Asana is the movement, breath is the progression and in your back pack you have the codes of conduct, yamas, nyamas, and you have sense control, pratyhara. Your interpretation of these as well the diligence with which you practise them, will determine just how much that back pack weighs. Subsequently though, the more you pack in the more you have to draw upon during the ride.

You may break up the journey or take the express. You may change trains along the way or choose to take the non-stop train allowing nothing to detract from your journey. Either way you choose to progress, faith will climb aboard with you.

Of course if you stay on the train, instead of jumping on and off or changing trains all the time, the journey is smoother, the progress more steady and faith holds a lot stronger.

You may find the ride uncomfortable at times but if you sit by the window you will feel the sun warming your face. At times the scenery may be dull but if you stay on board you will see the bright field of sunflowers around the next hilltop. And when the noisy engine overwhelms you, you will sing louder than you ever have and no one on board will mind. So it is that you begin to know the ebb and flow of life and so it is with each experience that faith holds your hand a little tighter.

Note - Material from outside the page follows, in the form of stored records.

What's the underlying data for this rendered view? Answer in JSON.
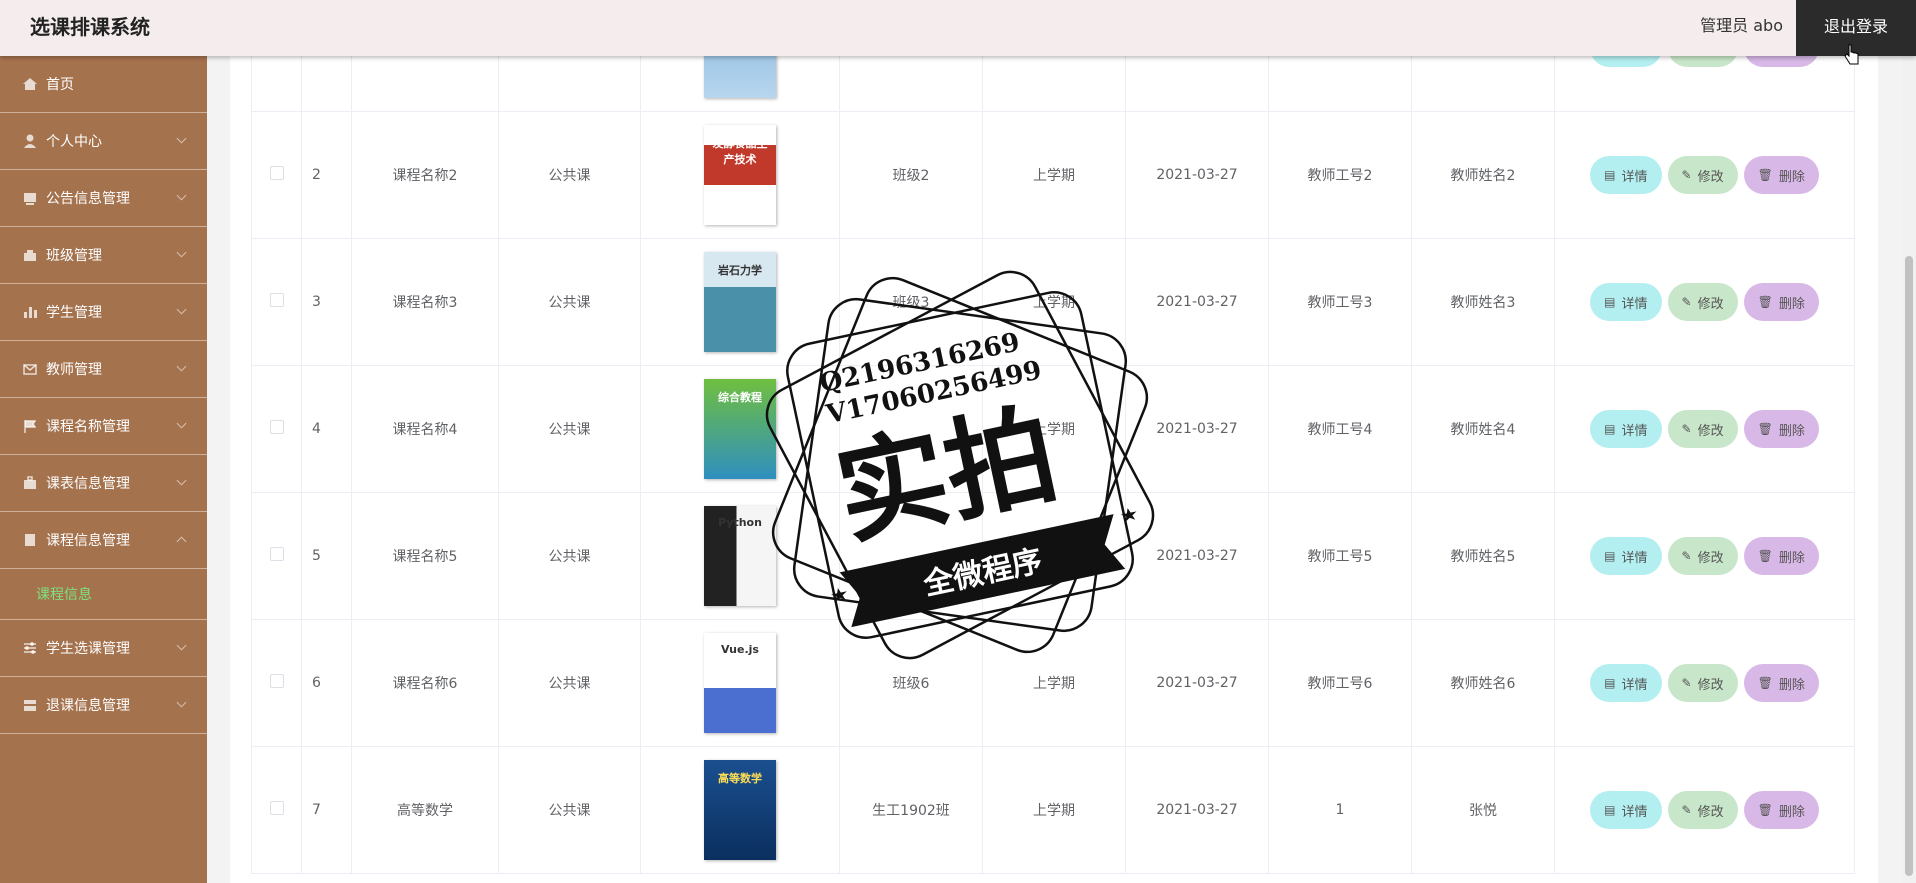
{
  "header": {
    "app_title": "选课排课系统",
    "admin_label": "管理员 abo",
    "logout_label": "退出登录"
  },
  "sidebar": {
    "items": [
      {
        "label": "首页",
        "icon": "home-icon",
        "name": "home"
      },
      {
        "label": "个人中心",
        "icon": "user-icon",
        "name": "personal-center"
      },
      {
        "label": "公告信息管理",
        "icon": "notice-icon",
        "name": "notice-management"
      },
      {
        "label": "班级管理",
        "icon": "class-icon",
        "name": "class-management"
      },
      {
        "label": "学生管理",
        "icon": "chart-icon",
        "name": "student-management"
      },
      {
        "label": "教师管理",
        "icon": "mail-icon",
        "name": "teacher-management"
      },
      {
        "label": "课程名称管理",
        "icon": "flag-icon",
        "name": "course-name-management"
      },
      {
        "label": "课表信息管理",
        "icon": "briefcase-icon",
        "name": "timetable-management"
      },
      {
        "label": "课程信息管理",
        "icon": "doc-icon",
        "name": "course-info-management",
        "expanded": true
      }
    ],
    "sub_item": "课程信息",
    "items_after": [
      {
        "label": "学生选课管理",
        "icon": "sliders-icon",
        "name": "student-selection-management"
      },
      {
        "label": "退课信息管理",
        "icon": "drop-icon",
        "name": "withdraw-management"
      }
    ]
  },
  "table": {
    "rows": [
      {
        "index": "",
        "course_name": "",
        "course_type": "",
        "cover": "blue",
        "cover_text": "",
        "class_name": "",
        "term": "",
        "date": "",
        "teacher_id": "",
        "teacher_name": ""
      },
      {
        "index": "2",
        "course_name": "课程名称2",
        "course_type": "公共课",
        "cover": "red",
        "cover_text": "发酵食品生产技术",
        "class_name": "班级2",
        "term": "上学期",
        "date": "2021-03-27",
        "teacher_id": "教师工号2",
        "teacher_name": "教师姓名2"
      },
      {
        "index": "3",
        "course_name": "课程名称3",
        "course_type": "公共课",
        "cover": "teal",
        "cover_text": "岩石力学",
        "class_name": "班级3",
        "term": "上学期",
        "date": "2021-03-27",
        "teacher_id": "教师工号3",
        "teacher_name": "教师姓名3"
      },
      {
        "index": "4",
        "course_name": "课程名称4",
        "course_type": "公共课",
        "cover": "green",
        "cover_text": "综合教程",
        "class_name": "",
        "term": "上学期",
        "date": "2021-03-27",
        "teacher_id": "教师工号4",
        "teacher_name": "教师姓名4"
      },
      {
        "index": "5",
        "course_name": "课程名称5",
        "course_type": "公共课",
        "cover": "dark",
        "cover_text": "Python",
        "class_name": "",
        "term": "",
        "date": "2021-03-27",
        "teacher_id": "教师工号5",
        "teacher_name": "教师姓名5"
      },
      {
        "index": "6",
        "course_name": "课程名称6",
        "course_type": "公共课",
        "cover": "white",
        "cover_text": "Vue.js",
        "class_name": "班级6",
        "term": "上学期",
        "date": "2021-03-27",
        "teacher_id": "教师工号6",
        "teacher_name": "教师姓名6"
      },
      {
        "index": "7",
        "course_name": "高等数学",
        "course_type": "公共课",
        "cover": "navy",
        "cover_text": "高等数学",
        "class_name": "生工1902班",
        "term": "上学期",
        "date": "2021-03-27",
        "teacher_id": "1",
        "teacher_name": "张悦"
      }
    ],
    "actions": {
      "detail": "详情",
      "edit": "修改",
      "delete": "删除"
    }
  },
  "stamp": {
    "line1": "Q2196316269",
    "line2": "V17060256499",
    "big": "实拍",
    "banner": "全微程序"
  }
}
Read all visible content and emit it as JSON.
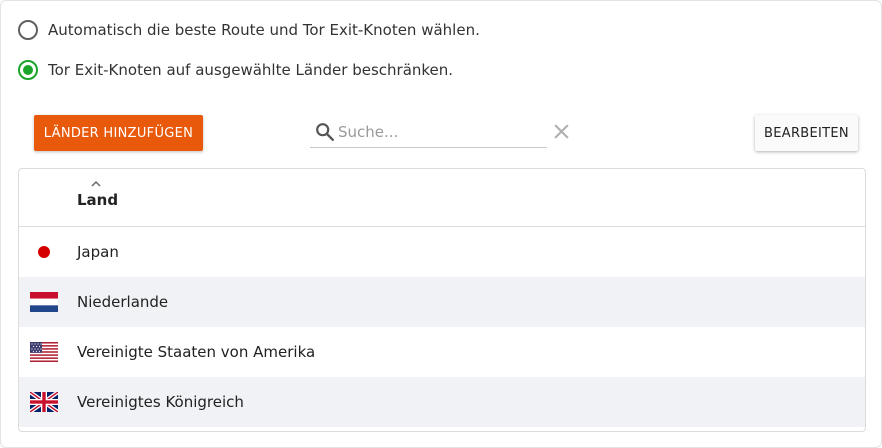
{
  "options": {
    "auto_label": "Automatisch die beste Route und Tor Exit-Knoten wählen.",
    "restrict_label": "Tor Exit-Knoten auf ausgewählte Länder beschränken.",
    "selected": "restrict"
  },
  "toolbar": {
    "add_label": "LÄNDER HINZUFÜGEN",
    "search_placeholder": "Suche...",
    "search_value": "",
    "edit_label": "BEARBEITEN"
  },
  "table": {
    "column_header": "Land",
    "sort": "ascending",
    "rows": [
      {
        "name": "Japan",
        "flag": "flag-japan-icon"
      },
      {
        "name": "Niederlande",
        "flag": "flag-netherlands-icon"
      },
      {
        "name": "Vereinigte Staaten von Amerika",
        "flag": "flag-usa-icon"
      },
      {
        "name": "Vereinigtes Königreich",
        "flag": "flag-uk-icon"
      }
    ]
  },
  "colors": {
    "accent": "#e8590c",
    "radio_selected": "#1aa52a",
    "row_alt": "#f1f2f5"
  }
}
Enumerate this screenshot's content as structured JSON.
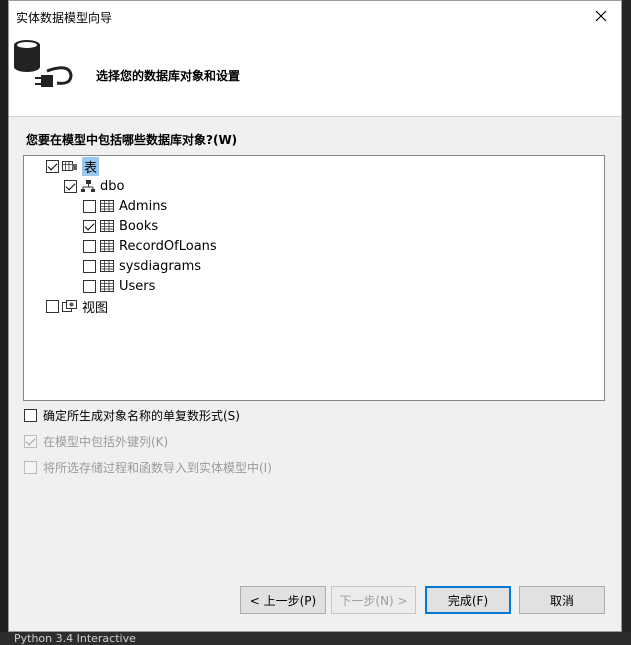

When we have faith in ourselves we are able to move through life with equanimity. We accept life's fluctuations and are able to make conscious choices within everything we choose to do and say and think and feel. We trust that everything is as it should be.

Yoga takes us to that faith in ourselves. Although the journey requires faith, it gives us the faith we need. As with yoga, discipline is required but yoga gives us that discipline, we need strength for yoga, but yoga gives us that strength.

And so, it is the practise of yoga that gives you the faith to moves towards and keep moving towards your true self and if we then embrace the challenge and surrender to the infinite possibilities that it offers, yoga is like a train ride that never has to stop and it takes you closer to your true self with each passing mile.

Thursday, June 14, 2007

Strike, you're out

Warning: this is a rant!

South Africa has been in the throes of a public service strike. I understand that civil servants, who make a country run, need to earn a living wage. I don't understand why teachers at private schools, who earn a decent salary, need to strike. Nor do I understand how striking workers could deny an injured man access to Chris Hani Baragwanath Hospital after he was the victim of a hit-and-run accident.

This really happened. Yesterday, my housecleaner's son was run over by a car, which didn't stop (great karma to that driver...) A concerned bystander dragged the inert man into a minibus taxi and took him to hospital, where he was told they couldn't go inside for treatment. This is a poor man, not one who has private health insurance, and certainly not one who has enough money to pay the deposit at a private hospital. He may die. The striking healthcare workers made sure of that. To me, it is not OK to deny the sick and injured access to treatment while you are on strike, because the death and suffering that results accrues to your karma.

Today, please send a prayer or thought to this man, as his mother tries to arrange treatment for him.

PS: If you are wondering why I am still a bit erratic on the blogging front, it's because I am disinclined to be online right now, as it seems to make me anxious, but I am thinking of you all in between teaching teaching teaching!